Creating and managing deployments
Deployments in Kubernetes define how applications should be managed and scaled. They ensure that the desired number of replicas are running and can handle updates and rollbacks gracefully.
- Create a deployment: Let’s create a simple nginx deployment. Run the following command to create the deployment:
kubectl create deployment nginx-deployment --image=nginx:latest
- Check deployment status: To see the status of your deployment, use:
kubectl get deployments
- Scaling the Deployment: You can scale your deployment using the following command:
kubectl scale deployment nginx-deployment --replicas=3
Pods are the smallest deployable units in Kubernetes and can contain one or more containers. They share the same network and storage resources.

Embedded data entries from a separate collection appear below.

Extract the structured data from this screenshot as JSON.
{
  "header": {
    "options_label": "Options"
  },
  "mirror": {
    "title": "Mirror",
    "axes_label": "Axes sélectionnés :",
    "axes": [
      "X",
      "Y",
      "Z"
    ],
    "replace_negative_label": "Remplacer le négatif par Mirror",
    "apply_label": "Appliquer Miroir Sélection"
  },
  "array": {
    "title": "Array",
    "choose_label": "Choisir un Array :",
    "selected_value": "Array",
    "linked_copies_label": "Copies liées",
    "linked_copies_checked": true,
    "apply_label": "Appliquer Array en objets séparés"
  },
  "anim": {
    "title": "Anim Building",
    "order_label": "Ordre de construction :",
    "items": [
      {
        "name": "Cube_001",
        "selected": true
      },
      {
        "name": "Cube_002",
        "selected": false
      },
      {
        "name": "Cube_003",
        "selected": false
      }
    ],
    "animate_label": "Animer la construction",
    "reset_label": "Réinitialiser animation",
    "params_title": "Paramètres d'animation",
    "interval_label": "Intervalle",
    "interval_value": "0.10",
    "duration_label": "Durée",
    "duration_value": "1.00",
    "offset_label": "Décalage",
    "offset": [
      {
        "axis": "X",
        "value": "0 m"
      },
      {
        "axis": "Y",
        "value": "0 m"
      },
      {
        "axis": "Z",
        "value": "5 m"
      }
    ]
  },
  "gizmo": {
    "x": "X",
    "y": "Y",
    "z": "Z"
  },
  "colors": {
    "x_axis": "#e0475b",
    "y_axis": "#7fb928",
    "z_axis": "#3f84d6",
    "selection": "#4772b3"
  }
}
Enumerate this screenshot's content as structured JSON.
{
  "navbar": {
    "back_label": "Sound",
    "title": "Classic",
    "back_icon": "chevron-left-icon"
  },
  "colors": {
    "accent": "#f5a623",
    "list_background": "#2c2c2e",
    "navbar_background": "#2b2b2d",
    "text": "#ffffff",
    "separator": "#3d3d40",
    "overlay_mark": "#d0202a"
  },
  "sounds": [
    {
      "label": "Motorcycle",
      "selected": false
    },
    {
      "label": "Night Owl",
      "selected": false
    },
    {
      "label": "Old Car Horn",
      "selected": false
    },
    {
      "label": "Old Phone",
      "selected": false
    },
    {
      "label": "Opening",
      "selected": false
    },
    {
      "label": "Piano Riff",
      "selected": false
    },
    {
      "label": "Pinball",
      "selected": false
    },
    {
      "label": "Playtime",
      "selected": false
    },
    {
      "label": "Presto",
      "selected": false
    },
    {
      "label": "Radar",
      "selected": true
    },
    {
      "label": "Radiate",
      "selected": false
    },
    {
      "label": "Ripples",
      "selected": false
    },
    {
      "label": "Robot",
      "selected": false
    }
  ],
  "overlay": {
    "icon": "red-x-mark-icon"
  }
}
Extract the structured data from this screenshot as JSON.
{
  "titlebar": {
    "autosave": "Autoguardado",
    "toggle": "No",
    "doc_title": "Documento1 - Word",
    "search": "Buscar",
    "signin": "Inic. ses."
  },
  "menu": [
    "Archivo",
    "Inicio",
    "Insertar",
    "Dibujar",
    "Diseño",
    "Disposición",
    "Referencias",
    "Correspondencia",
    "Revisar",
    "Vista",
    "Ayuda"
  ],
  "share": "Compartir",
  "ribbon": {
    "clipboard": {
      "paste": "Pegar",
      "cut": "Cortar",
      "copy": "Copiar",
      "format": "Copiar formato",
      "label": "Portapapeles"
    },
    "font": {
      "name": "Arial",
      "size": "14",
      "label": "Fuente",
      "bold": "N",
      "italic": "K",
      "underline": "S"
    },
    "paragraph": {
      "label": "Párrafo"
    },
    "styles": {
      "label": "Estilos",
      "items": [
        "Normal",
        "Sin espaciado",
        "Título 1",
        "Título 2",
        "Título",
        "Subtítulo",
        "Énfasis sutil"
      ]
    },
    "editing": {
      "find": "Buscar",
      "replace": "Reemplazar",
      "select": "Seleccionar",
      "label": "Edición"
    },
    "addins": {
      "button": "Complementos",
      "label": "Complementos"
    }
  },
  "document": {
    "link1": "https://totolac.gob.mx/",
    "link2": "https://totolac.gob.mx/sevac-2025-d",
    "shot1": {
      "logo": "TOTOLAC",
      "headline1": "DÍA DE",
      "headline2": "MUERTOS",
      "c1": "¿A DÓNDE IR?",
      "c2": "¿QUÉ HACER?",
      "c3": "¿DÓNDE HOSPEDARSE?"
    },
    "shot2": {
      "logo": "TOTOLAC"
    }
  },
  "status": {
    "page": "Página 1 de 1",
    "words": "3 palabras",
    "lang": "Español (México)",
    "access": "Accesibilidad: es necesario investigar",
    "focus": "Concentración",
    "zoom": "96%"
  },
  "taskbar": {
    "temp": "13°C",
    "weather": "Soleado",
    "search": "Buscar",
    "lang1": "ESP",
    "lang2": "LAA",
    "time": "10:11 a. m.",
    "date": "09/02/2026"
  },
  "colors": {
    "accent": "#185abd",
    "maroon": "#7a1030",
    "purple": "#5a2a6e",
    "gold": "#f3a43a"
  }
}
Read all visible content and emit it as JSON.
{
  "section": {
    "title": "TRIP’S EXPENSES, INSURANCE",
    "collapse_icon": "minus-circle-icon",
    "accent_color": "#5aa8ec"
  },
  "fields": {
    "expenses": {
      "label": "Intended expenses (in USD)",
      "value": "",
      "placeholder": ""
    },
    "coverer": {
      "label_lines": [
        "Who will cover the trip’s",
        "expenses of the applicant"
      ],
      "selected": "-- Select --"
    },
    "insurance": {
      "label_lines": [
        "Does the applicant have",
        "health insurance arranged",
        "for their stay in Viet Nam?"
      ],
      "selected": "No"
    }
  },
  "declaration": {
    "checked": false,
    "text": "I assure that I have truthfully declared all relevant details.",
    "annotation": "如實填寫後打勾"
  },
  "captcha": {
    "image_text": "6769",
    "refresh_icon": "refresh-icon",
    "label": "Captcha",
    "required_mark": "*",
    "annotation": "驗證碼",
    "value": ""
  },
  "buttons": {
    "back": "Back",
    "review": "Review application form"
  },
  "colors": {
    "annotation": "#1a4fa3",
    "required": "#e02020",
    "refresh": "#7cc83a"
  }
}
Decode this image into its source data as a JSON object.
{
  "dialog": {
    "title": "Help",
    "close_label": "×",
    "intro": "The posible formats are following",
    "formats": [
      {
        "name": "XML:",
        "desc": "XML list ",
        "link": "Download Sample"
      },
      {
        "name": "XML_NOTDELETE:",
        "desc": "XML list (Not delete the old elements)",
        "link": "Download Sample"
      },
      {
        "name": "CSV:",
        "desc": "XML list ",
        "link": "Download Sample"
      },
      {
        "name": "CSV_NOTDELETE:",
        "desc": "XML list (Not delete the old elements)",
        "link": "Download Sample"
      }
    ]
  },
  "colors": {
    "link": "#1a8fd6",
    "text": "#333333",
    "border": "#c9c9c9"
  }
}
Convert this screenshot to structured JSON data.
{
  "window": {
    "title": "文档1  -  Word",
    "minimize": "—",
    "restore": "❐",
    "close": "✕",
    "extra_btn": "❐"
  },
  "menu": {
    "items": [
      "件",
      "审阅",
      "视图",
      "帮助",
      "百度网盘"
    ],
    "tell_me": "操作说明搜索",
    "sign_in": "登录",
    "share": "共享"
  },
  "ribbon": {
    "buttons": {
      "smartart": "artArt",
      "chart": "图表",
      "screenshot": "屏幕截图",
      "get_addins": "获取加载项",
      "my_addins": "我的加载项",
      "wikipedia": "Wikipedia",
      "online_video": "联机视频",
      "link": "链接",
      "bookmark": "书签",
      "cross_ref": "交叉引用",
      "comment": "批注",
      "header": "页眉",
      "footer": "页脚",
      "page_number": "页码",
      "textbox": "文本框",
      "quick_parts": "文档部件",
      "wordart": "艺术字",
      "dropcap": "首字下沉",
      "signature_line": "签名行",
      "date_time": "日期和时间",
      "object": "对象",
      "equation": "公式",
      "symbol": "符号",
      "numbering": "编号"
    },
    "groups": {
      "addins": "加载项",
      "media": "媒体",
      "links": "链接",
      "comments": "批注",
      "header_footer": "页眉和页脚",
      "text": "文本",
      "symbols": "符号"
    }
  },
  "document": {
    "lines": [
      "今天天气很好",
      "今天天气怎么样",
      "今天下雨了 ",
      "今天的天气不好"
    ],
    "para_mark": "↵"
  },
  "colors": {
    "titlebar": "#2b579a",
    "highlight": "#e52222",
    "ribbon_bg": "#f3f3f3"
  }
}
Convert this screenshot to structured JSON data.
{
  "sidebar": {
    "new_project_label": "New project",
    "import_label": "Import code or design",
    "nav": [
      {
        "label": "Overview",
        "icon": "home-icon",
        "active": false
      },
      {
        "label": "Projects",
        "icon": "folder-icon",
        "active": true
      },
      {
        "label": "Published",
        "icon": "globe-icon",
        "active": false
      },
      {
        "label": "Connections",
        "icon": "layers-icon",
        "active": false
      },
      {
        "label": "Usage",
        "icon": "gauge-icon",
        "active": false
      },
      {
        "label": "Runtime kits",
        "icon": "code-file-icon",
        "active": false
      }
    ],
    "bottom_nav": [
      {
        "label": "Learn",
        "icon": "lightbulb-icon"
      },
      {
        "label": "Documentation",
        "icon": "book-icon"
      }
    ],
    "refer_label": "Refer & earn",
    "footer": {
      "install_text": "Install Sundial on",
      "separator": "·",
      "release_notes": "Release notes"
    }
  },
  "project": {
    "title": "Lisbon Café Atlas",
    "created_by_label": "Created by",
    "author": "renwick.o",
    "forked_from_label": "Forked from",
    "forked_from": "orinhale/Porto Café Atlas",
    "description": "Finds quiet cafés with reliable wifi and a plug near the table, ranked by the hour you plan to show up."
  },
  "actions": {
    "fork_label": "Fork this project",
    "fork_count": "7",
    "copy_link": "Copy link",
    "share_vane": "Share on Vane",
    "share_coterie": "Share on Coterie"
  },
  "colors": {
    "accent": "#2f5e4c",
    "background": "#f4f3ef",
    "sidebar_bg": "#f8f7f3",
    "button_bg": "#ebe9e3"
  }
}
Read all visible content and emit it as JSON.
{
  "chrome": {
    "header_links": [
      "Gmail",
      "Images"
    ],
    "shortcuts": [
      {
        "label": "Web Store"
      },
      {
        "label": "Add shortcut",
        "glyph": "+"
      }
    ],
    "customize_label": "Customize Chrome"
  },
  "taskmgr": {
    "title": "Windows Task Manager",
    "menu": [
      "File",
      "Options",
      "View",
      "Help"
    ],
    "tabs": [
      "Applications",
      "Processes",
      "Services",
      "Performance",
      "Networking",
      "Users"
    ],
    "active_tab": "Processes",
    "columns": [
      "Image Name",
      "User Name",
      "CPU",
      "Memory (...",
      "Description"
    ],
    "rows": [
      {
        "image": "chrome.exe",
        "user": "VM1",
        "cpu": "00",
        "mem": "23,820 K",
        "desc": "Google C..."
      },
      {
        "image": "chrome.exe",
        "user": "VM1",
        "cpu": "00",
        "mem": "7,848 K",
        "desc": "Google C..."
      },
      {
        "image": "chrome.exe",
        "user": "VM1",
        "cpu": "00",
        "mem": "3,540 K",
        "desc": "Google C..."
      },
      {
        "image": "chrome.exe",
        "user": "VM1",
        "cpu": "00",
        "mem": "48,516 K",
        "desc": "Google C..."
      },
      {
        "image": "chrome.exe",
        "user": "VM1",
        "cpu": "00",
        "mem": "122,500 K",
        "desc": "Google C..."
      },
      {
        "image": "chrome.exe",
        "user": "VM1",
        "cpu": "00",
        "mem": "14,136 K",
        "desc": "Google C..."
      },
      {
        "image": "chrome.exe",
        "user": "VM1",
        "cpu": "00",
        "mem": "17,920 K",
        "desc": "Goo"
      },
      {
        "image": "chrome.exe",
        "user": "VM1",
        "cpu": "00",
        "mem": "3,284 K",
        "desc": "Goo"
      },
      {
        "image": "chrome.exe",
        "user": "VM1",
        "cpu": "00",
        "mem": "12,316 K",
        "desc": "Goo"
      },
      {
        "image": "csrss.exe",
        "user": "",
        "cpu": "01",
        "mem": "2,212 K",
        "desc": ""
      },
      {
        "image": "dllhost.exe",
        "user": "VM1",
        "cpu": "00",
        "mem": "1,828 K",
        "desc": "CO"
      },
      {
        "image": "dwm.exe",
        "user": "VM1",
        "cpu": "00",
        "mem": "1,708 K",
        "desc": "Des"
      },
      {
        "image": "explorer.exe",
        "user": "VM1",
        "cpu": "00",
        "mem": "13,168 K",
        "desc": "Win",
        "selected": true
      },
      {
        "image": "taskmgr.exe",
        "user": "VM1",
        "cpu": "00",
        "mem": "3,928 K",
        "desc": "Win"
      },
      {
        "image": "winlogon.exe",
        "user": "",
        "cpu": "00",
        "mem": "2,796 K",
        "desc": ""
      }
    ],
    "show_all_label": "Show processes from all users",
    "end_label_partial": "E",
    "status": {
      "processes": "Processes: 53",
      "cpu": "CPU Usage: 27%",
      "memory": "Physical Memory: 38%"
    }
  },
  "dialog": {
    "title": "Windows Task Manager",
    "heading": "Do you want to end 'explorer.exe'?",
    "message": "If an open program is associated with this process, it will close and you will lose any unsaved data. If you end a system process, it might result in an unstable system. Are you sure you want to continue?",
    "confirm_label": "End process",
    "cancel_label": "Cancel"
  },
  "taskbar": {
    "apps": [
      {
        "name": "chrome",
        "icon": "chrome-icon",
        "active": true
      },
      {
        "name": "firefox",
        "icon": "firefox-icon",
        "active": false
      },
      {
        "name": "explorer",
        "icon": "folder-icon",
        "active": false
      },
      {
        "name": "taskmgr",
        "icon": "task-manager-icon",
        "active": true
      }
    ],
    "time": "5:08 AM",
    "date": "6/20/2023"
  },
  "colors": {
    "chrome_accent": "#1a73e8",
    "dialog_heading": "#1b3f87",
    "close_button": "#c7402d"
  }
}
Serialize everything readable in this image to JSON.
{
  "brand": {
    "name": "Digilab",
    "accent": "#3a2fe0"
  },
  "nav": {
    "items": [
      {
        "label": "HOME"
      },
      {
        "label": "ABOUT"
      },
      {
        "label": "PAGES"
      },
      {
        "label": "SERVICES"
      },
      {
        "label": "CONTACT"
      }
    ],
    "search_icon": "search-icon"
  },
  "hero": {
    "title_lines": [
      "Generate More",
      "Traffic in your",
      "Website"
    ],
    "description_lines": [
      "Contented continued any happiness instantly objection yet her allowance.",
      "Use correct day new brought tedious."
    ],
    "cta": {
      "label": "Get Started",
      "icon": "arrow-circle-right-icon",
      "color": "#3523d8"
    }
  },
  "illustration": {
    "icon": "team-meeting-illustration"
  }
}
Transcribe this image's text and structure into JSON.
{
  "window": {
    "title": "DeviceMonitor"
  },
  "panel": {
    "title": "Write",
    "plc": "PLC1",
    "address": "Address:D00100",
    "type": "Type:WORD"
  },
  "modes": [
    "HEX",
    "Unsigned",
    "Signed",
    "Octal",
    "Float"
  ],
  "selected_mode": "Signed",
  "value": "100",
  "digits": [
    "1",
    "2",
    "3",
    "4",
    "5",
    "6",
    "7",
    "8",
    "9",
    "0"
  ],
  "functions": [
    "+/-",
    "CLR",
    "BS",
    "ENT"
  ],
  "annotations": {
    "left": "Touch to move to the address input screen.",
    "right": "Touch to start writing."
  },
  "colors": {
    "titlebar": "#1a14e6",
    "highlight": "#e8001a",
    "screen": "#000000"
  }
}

- List pods: To view the pods in your cluster, use:
kubectl get pods
- Pod logs: Retrieve the logs of a pod with:
kubectl logs <pod_name>
- Execute commands: You can execute commands in a pod using:
kubectl exec -it <pod_name> -- /bin/bash
Services and exposing applications
Services provide networking and load balancing to your application’s pods. They ensure that your application remains accessible and resilient.
- Expose deployment: To create a service and expose your deployment, use:
kubectl expose deployment nginx-deployment --type=NodePort --port=80
- Access the service: Obtain the URL to access the service:
minikube service nginx-deployment
Once you’re done experimenting with your local Kubernetes cluster, you can clean up the resources.
- Delete service: Delete the service using:
kubectl delete service nginx-deployment
- Delete deployment: Delete the deployment with:
kubectl delete deployment nginx-deployment
- Stop Minikube: Stop the Minikube cluster by running:
Concluding Kubernetes tutorial
Kubernetes has revolutionized the way we deploy and manage applications, providing a powerful and flexible platform for container orchestration. In this tutorial, we’ve covered the basics of setting up a local Kubernetes cluster using Minikube, creating deployments, managing pods, and exposing applications through services. This is just the tip of the iceberg – Kubernetes offers a wealth of advanced features for handling complex scenarios in production environments. Next week we will share part 2 of the getting started with Kubernetes tutorial. In the following tutorial we will explain: How to deploy and expose a Node.js application on Kubernetes. Make sure to follow our socials and website so you don’t miss this tutorial!
If you have remarks or questions let me know. We also provide free health checks for companies using Kubernetes or OKD, OpenShift, Rancher. If you would like to apply for the health check you can do so through the following link: https://fairbanks.nl/kubernetes-health-check/